(Interface dataset entries)
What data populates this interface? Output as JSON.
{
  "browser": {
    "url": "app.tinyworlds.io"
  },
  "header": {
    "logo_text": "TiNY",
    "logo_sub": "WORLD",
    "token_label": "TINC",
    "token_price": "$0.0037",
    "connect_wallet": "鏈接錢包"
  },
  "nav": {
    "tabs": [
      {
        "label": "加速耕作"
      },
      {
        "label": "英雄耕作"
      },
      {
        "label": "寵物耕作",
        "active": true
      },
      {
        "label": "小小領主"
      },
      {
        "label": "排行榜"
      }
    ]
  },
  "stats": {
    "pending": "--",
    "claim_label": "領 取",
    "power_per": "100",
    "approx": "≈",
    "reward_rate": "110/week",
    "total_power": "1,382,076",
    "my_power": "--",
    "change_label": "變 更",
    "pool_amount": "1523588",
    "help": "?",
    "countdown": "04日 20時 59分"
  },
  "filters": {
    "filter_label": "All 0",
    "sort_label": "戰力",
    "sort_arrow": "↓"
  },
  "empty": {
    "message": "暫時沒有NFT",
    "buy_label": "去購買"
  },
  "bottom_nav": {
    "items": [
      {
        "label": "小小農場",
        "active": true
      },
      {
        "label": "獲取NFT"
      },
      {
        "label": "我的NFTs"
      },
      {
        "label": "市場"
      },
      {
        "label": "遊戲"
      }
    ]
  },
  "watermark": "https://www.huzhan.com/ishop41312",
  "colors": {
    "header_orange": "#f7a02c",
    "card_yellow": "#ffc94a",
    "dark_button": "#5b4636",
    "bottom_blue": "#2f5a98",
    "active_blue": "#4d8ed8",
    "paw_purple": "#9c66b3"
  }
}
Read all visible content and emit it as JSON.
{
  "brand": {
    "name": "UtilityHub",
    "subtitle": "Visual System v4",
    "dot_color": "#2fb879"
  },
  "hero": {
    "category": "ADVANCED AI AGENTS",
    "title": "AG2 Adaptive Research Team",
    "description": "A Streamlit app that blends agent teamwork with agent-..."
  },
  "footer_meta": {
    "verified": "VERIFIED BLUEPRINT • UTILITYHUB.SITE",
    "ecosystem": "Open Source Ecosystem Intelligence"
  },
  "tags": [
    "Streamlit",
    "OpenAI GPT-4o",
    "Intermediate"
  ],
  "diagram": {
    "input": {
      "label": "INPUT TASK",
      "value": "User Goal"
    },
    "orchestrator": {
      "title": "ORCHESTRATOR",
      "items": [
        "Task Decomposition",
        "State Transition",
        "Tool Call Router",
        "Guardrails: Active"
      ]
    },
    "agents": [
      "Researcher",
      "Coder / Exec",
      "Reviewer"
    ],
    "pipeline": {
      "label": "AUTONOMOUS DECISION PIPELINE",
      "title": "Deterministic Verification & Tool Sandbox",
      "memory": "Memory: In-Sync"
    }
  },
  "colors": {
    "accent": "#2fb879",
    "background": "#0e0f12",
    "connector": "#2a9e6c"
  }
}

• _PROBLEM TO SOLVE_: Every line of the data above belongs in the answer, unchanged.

• _YOUR SOLUTION_:
What data populates this interface? Output as JSON.
{
  "browser": {
    "url": "app.tinyworlds.io"
  },
  "header": {
    "logo_text": "TiNY",
    "logo_sub": "WORLD",
    "token_label": "TINC",
    "token_price": "$0.0037",
    "connect_wallet": "鏈接錢包"
  },
  "nav": {
    "tabs": [
      {
        "label": "加速耕作"
      },
      {
        "label": "英雄耕作"
      },
      {
        "label": "寵物耕作",
        "active": true
      },
      {
        "label": "小小領主"
      },
      {
        "label": "排行榜"
      }
    ]
  },
  "stats": {
    "pending": "--",
    "claim_label": "領 取",
    "power_per": "100",
    "approx": "≈",
    "reward_rate": "110/week",
    "total_power": "1,382,076",
    "my_power": "--",
    "change_label": "變 更",
    "pool_amount": "1523588",
    "help": "?",
    "countdown": "04日 20時 59分"
  },
  "filters": {
    "filter_label": "All 0",
    "sort_label": "戰力",
    "sort_arrow": "↓"
  },
  "empty": {
    "message": "暫時沒有NFT",
    "buy_label": "去購買"
  },
  "bottom_nav": {
    "items": [
      {
        "label": "小小農場",
        "active": true
      },
      {
        "label": "獲取NFT"
      },
      {
        "label": "我的NFTs"
      },
      {
        "label": "市場"
      },
      {
        "label": "遊戲"
      }
    ]
  },
  "watermark": "https://www.huzhan.com/ishop41312",
  "colors": {
    "header_orange": "#f7a02c",
    "card_yellow": "#ffc94a",
    "dark_button": "#5b4636",
    "bottom_blue": "#2f5a98",
    "active_blue": "#4d8ed8",
    "paw_purple": "#9c66b3"
  }
}
Read all visible content and emit it as JSON.
{
  "brand": {
    "name": "UtilityHub",
    "subtitle": "Visual System v4",
    "dot_color": "#2fb879"
  },
  "hero": {
    "category": "ADVANCED AI AGENTS",
    "title": "AG2 Adaptive Research Team",
    "description": "A Streamlit app that blends agent teamwork with agent-..."
  },
  "footer_meta": {
    "verified": "VERIFIED BLUEPRINT • UTILITYHUB.SITE",
    "ecosystem": "Open Source Ecosystem Intelligence"
  },
  "tags": [
    "Streamlit",
    "OpenAI GPT-4o",
    "Intermediate"
  ],
  "diagram": {
    "input": {
      "label": "INPUT TASK",
      "value": "User Goal"
    },
    "orchestrator": {
      "title": "ORCHESTRATOR",
      "items": [
        "Task Decomposition",
        "State Transition",
        "Tool Call Router",
        "Guardrails: Active"
      ]
    },
    "agents": [
      "Researcher",
      "Coder / Exec",
      "Reviewer"
    ],
    "pipeline": {
      "label": "AUTONOMOUS DECISION PIPELINE",
      "title": "Deterministic Verification & Tool Sandbox",
      "memory": "Memory: In-Sync"
    }
  },
  "colors": {
    "accent": "#2fb879",
    "background": "#0e0f12",
    "connector": "#2a9e6c"
  }
}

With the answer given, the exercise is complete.